Incorporating the rights and voice of future persons

06 September 2019
By HDRO

On 3 September, Professor Frances Stewart, Emeritus Professor of Development Economics, University of Oxford, and a member of the 2019 Human Development Report Advisory Board, led a seminar titled ‘Equality Across Generations – An Analytic and Democratic Deficit.’

With ever-increasing carbon dioxide emissions, depleting species diversity and increasing number of catastrophic weather events, what happens today will inevitably impact the future and hence future generations (‘FG’) – i.e., those who are unborn and who cannot yet represent themselves. Ms. Stewart puts forward a compelling argument that there is moral reasoning suggesting that FG should have decision-making power over policies that will impact them.

However, current democracies fail when it comes to involving FG. With no global government to nudge countries to incorporate FG issues, powerful special interest groups such as those for the coal and oil industry, and the absence of FG in decision-making bodies, Ms. Stewart argued that there is an urgent need to design democratic institutions to include FG in decisions which affect them in a significant way.

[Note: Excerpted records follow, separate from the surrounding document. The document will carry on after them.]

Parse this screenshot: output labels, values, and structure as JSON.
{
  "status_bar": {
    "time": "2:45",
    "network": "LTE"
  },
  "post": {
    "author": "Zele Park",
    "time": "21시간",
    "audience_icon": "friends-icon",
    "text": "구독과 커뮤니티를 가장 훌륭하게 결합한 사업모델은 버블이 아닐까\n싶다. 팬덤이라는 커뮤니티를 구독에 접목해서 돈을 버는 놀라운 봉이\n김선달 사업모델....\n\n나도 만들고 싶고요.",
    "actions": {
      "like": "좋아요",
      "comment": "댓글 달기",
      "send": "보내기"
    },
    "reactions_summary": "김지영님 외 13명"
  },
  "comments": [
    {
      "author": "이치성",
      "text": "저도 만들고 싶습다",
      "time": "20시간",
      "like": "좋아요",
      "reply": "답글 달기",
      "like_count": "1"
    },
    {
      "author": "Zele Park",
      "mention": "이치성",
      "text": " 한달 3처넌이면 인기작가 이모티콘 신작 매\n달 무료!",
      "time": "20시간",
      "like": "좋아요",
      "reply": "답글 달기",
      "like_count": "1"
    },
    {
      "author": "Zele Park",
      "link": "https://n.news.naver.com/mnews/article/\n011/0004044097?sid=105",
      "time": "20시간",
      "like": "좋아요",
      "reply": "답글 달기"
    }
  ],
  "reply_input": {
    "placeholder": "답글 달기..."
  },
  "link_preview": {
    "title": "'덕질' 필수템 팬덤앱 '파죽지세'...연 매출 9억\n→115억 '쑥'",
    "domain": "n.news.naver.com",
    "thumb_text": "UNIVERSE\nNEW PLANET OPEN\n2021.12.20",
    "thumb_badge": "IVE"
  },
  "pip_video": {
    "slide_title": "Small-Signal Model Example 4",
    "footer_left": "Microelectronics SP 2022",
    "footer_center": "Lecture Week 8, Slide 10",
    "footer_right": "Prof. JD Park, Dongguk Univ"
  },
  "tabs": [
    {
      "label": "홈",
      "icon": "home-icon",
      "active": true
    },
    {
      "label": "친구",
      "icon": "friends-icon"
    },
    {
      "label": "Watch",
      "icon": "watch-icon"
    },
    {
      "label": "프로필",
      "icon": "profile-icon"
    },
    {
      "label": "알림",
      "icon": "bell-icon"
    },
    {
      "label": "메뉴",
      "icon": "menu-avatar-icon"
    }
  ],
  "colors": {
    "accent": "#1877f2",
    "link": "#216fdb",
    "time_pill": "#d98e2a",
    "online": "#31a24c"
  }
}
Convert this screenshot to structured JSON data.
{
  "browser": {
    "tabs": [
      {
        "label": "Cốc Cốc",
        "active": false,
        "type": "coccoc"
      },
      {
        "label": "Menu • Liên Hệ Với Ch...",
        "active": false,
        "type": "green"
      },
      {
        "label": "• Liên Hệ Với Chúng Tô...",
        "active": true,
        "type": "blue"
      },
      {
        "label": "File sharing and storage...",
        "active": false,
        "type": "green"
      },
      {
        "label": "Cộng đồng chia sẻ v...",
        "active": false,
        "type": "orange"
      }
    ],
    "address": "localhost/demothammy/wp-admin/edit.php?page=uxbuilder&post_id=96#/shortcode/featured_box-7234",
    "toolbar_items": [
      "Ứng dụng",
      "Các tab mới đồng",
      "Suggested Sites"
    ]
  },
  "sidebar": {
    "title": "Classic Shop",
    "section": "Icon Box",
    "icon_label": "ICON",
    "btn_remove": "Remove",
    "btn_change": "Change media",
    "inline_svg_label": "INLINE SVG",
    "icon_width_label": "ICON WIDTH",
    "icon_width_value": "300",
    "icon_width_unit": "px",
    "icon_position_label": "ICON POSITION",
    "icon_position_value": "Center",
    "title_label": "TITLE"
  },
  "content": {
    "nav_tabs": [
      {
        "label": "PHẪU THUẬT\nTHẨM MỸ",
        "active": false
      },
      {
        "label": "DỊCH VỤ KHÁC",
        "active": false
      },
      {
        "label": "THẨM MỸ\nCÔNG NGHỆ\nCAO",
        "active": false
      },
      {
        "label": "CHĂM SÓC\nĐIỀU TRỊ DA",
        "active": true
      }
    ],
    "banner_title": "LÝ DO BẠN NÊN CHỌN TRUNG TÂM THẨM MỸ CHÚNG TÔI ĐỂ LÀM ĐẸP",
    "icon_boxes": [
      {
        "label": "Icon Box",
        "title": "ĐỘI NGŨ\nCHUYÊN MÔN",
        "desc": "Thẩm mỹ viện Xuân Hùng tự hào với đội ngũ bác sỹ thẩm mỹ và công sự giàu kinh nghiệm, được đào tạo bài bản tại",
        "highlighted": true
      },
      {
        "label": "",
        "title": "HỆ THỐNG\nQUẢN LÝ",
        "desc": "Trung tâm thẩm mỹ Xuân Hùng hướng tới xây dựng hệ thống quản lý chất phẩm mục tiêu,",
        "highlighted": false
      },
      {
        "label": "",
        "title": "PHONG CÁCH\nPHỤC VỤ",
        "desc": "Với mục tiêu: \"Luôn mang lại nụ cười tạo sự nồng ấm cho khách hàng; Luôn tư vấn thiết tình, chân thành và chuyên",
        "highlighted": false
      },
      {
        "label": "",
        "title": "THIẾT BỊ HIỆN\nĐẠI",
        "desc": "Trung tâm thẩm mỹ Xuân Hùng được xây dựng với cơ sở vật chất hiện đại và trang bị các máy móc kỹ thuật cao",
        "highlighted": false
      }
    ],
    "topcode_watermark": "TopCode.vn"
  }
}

She shared various ideas for inclusion of FG, including reserving government seats for people who would represent FG, building FG-related ministries or departments in every government and even creating a ‘UNIFGEN’ - a future UN organization dedicated to advocating for FG issues.

While several countries have built institutions and mechanisms to safeguard FG and promote intergenerational justice – such as in Finland, Hungary, Israel, and Wales – progress is slow. Systematically thinking about future generations everywhere is urgent, yet it will take time. This is shown by the fact that we have yet to succeed in getting justice for the present poor let alone the future poor, says Ms. Stewart. While consideration of the needs of FG is urgent it should not be at the expense of the current poor.

Even looking at current measures of development such as the Human Development Index (HDI), Ms. Stewart argues that the HDI is a measure and ranking of what is happening today. It still needs to reflect what will happen in the future to FG, at the expense of actions taken today. The measurement of income – GNP – also fails to incorporate sustainability considerations.

In closing, the esteemed professor reiterated that ‘justice within generations must parallel justice across generations,’ calling for more deliberative discourse on future generations so that the leave no one behind agenda incorporates the needs and rights of those unborn.

Click here to download the presentation